■ Problem to work on: Would you please copy each line of the data in which the string "devices" occurs?
——
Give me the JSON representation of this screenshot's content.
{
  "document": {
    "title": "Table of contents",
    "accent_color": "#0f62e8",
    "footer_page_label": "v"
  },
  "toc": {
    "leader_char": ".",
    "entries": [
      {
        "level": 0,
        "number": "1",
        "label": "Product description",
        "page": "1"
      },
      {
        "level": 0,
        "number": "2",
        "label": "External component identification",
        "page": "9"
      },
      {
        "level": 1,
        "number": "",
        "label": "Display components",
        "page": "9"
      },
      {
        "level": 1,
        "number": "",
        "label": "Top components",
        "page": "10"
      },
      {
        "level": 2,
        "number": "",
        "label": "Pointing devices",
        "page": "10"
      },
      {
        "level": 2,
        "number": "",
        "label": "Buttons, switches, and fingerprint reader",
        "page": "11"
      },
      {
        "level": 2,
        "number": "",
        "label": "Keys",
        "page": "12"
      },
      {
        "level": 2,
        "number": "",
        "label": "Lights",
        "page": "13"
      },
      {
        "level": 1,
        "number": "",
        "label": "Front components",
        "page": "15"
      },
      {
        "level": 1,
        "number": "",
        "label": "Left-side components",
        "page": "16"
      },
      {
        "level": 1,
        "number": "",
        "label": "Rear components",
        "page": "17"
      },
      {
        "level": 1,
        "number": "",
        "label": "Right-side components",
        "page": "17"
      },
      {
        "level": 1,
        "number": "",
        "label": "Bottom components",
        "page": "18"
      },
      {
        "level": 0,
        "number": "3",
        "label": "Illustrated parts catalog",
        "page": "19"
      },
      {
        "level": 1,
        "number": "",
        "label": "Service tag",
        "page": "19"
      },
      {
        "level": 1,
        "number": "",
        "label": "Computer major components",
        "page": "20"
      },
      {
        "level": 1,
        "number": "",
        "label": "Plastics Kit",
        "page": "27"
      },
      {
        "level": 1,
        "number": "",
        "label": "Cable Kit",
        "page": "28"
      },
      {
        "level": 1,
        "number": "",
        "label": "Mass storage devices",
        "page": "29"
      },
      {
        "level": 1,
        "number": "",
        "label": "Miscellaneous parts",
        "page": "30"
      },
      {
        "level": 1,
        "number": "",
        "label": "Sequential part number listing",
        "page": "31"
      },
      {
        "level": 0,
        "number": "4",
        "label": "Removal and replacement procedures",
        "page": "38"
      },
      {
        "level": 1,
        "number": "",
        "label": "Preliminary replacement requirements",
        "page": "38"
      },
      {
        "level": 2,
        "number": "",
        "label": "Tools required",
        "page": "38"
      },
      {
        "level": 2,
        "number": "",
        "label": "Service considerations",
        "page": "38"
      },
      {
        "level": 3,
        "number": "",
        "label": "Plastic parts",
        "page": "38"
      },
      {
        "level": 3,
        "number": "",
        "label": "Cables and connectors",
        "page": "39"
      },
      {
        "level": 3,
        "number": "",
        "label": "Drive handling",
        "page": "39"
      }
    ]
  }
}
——
■ Finished exercise:
        "label": "Pointing devices",
        "label": "Mass storage devices",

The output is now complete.